Website and app data records
---*---
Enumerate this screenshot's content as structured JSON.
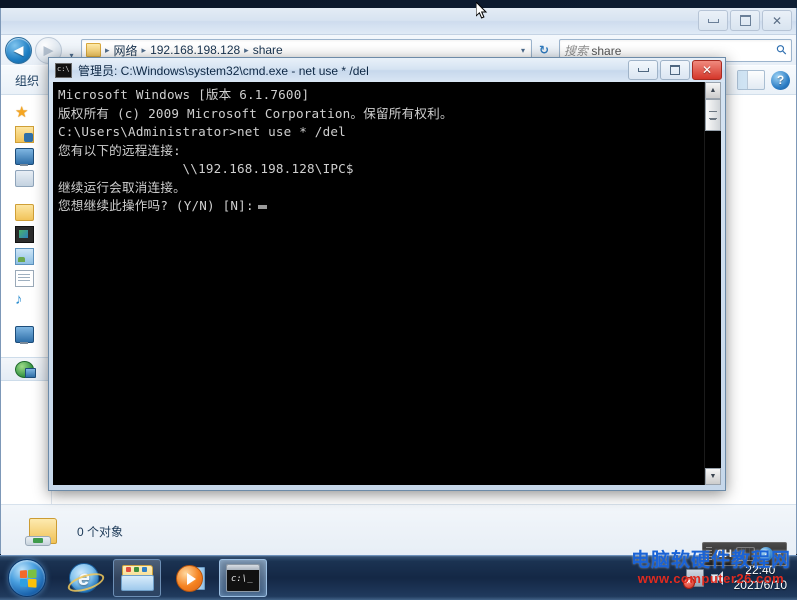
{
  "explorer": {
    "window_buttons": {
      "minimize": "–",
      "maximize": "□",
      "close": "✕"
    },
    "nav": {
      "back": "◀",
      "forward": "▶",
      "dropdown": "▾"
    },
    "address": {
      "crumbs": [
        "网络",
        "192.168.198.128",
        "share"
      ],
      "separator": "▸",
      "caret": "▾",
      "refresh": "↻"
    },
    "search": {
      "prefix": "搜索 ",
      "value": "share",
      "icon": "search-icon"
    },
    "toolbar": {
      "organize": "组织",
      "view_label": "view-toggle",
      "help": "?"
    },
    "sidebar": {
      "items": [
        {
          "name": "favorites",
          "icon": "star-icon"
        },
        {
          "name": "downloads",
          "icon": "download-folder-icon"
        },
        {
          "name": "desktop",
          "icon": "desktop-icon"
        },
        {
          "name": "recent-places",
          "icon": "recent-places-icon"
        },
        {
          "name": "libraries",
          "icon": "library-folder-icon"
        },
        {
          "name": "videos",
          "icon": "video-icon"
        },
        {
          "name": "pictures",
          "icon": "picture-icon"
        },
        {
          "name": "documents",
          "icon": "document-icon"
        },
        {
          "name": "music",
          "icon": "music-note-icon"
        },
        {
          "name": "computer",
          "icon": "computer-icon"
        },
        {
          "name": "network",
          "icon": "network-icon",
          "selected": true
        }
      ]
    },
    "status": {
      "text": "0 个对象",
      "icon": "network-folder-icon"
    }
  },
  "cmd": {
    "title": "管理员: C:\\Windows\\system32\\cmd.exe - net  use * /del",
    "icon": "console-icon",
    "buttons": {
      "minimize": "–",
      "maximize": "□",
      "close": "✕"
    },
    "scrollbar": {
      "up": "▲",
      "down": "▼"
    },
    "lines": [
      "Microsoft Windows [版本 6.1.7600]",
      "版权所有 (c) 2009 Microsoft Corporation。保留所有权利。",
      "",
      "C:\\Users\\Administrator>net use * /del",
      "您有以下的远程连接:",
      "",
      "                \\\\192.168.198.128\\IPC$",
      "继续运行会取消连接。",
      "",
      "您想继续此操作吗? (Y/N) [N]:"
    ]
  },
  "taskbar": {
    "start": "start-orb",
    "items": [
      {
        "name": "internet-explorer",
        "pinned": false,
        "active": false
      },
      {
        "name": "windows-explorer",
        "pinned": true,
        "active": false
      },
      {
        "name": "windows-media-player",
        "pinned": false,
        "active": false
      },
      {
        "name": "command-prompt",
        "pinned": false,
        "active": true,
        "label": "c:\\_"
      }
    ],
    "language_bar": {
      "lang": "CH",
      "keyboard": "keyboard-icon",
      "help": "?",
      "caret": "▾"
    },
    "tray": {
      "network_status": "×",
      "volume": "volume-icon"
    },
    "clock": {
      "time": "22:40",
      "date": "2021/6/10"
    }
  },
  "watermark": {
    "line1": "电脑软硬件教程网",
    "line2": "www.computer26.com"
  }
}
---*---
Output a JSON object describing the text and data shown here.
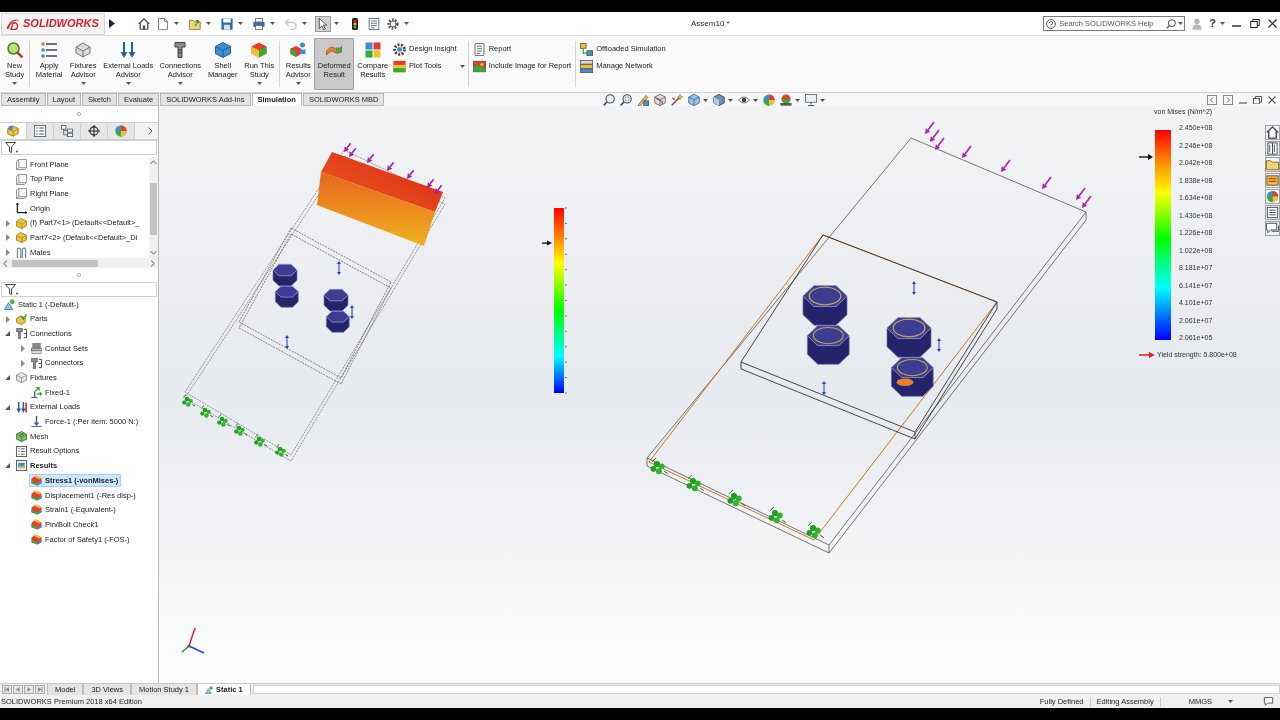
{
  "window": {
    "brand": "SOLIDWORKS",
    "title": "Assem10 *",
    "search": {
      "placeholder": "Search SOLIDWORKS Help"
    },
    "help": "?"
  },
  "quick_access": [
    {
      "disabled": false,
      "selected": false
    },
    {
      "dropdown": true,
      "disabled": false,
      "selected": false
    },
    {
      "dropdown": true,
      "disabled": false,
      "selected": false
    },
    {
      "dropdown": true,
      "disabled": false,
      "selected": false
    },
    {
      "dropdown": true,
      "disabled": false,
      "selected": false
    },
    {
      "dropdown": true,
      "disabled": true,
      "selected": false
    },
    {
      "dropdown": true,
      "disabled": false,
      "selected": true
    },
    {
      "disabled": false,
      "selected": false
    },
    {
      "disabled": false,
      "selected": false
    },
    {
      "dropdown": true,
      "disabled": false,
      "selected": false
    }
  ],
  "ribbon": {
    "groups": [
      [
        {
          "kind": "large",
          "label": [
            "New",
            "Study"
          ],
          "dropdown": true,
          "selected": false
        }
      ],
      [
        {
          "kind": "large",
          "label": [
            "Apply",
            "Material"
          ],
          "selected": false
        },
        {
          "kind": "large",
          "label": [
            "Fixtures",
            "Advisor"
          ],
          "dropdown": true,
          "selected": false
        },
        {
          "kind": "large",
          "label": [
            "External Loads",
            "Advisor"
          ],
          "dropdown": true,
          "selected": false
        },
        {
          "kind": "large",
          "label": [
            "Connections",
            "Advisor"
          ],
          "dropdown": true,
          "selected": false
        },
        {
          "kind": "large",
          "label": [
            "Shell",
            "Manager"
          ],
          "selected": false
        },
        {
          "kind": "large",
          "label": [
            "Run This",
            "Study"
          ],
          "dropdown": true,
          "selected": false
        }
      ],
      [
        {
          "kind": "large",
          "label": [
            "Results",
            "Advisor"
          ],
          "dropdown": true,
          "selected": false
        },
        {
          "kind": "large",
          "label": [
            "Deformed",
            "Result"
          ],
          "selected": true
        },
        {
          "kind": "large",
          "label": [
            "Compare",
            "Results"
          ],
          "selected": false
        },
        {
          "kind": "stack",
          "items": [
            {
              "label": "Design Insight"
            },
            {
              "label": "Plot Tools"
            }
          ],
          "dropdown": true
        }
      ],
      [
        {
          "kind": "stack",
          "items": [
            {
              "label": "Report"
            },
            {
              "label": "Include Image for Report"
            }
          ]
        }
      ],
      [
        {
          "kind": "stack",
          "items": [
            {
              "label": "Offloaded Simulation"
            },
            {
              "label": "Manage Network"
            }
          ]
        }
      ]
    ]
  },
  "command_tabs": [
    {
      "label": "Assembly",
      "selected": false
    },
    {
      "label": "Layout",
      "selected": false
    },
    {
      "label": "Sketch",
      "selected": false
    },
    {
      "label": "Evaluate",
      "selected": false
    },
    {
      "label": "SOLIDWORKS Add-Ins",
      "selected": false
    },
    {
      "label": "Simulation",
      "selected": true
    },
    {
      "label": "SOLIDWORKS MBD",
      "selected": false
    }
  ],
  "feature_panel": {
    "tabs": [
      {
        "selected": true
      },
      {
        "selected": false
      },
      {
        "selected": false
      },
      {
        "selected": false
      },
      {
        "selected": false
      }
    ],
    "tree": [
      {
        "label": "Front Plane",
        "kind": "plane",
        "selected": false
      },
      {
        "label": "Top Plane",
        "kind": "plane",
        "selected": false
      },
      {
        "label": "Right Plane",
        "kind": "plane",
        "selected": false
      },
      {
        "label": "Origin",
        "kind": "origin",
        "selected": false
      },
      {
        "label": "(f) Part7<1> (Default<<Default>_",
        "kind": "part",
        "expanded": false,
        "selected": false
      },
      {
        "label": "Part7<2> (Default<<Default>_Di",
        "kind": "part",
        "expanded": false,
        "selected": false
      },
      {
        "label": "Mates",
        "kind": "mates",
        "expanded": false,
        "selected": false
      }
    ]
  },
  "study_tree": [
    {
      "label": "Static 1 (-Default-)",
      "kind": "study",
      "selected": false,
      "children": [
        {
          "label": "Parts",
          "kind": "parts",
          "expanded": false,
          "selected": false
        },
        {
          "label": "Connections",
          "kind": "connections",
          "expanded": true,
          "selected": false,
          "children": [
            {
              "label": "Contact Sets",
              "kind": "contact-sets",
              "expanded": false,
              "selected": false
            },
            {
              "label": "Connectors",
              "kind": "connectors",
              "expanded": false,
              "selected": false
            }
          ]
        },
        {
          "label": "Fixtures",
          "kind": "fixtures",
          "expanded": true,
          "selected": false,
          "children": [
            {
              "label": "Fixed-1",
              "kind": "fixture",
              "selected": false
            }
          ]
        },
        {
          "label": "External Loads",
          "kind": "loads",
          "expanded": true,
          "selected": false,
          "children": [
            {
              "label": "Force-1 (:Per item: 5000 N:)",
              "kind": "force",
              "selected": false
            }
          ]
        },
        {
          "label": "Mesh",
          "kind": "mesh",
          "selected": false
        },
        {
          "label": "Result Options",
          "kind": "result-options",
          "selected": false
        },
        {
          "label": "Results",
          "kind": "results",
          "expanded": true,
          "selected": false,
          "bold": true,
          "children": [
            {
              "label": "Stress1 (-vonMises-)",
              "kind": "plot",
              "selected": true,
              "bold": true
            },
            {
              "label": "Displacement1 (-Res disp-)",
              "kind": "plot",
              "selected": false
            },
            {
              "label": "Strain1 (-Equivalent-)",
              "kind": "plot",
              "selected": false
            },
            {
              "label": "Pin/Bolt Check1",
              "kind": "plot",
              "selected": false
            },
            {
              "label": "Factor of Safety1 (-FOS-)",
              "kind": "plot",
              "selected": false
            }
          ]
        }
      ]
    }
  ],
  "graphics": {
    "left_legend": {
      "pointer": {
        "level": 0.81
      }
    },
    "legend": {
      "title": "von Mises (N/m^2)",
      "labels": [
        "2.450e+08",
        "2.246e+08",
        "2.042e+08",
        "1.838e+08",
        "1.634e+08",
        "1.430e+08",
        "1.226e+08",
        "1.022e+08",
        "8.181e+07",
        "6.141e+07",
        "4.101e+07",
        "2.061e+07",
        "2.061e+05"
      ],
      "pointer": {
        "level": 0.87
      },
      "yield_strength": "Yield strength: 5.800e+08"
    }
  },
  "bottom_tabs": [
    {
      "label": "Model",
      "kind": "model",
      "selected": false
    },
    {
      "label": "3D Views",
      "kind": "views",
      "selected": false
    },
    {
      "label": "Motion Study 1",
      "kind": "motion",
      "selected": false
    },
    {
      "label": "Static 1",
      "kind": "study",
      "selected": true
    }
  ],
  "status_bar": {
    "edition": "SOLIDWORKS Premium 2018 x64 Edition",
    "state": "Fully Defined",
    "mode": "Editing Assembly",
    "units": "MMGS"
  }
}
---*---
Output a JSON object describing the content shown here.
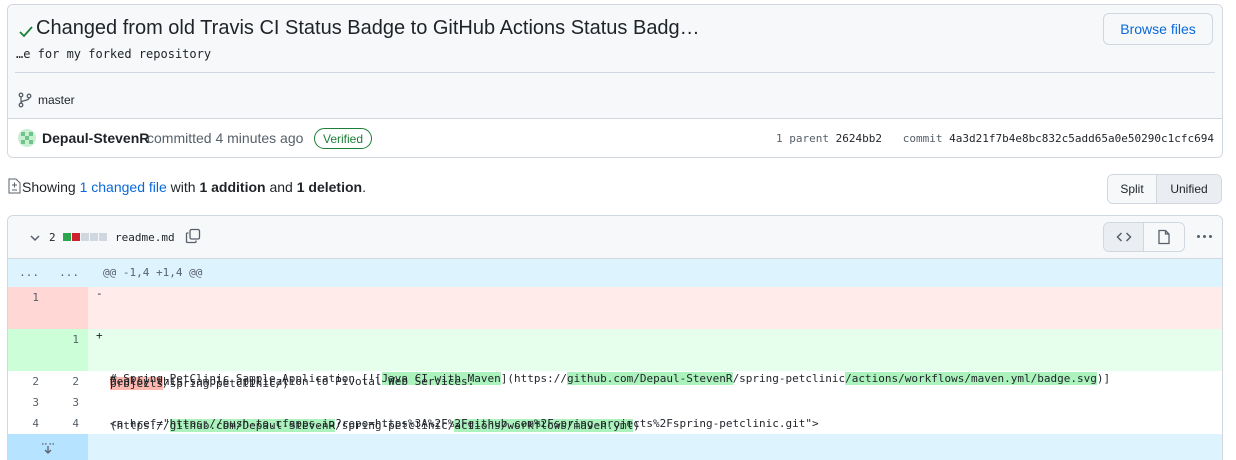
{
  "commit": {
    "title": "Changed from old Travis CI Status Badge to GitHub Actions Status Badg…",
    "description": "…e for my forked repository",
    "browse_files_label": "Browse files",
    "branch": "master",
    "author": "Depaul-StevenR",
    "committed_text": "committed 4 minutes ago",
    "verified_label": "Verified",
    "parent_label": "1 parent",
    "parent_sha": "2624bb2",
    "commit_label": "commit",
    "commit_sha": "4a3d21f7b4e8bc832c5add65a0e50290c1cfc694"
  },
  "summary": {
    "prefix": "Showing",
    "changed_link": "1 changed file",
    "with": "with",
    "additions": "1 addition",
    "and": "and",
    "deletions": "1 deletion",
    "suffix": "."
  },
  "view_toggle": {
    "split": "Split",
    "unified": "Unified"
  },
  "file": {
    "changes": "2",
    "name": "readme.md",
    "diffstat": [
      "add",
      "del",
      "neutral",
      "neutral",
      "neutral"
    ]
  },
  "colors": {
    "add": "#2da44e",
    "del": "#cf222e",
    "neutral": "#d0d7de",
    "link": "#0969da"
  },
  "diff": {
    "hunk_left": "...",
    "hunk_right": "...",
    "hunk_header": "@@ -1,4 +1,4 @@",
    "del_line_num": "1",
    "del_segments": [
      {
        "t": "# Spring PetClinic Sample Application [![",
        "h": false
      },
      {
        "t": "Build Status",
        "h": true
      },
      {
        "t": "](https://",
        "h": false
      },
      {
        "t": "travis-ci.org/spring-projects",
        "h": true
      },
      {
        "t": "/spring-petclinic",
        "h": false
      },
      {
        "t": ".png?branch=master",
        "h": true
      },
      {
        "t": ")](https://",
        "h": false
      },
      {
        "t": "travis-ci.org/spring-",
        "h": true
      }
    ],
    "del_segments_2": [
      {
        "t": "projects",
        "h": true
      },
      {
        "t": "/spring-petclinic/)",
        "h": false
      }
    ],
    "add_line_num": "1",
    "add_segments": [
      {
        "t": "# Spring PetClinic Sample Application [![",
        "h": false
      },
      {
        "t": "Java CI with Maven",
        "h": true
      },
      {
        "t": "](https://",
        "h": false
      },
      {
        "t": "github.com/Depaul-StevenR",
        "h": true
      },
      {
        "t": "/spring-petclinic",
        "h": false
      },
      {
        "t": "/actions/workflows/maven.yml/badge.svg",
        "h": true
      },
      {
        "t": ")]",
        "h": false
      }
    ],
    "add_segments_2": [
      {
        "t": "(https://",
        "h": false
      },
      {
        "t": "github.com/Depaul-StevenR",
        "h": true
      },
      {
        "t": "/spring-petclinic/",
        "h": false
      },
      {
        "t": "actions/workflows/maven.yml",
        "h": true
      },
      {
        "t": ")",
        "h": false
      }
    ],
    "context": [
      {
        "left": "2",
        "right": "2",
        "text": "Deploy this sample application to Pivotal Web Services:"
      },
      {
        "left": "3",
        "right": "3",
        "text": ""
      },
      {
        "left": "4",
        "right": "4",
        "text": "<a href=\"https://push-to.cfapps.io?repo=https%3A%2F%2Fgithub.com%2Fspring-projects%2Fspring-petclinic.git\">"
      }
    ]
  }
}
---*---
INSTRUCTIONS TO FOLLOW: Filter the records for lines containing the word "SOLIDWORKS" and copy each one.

TASK RESULT:
    "brand": "SOLIDWORKS",
      "placeholder": "Search SOLIDWORKS Help"
      "label": "SOLIDWORKS Add-Ins",
      "label": "SOLIDWORKS MBD",
    "edition": "SOLIDWORKS Premium 2018 x64 Edition",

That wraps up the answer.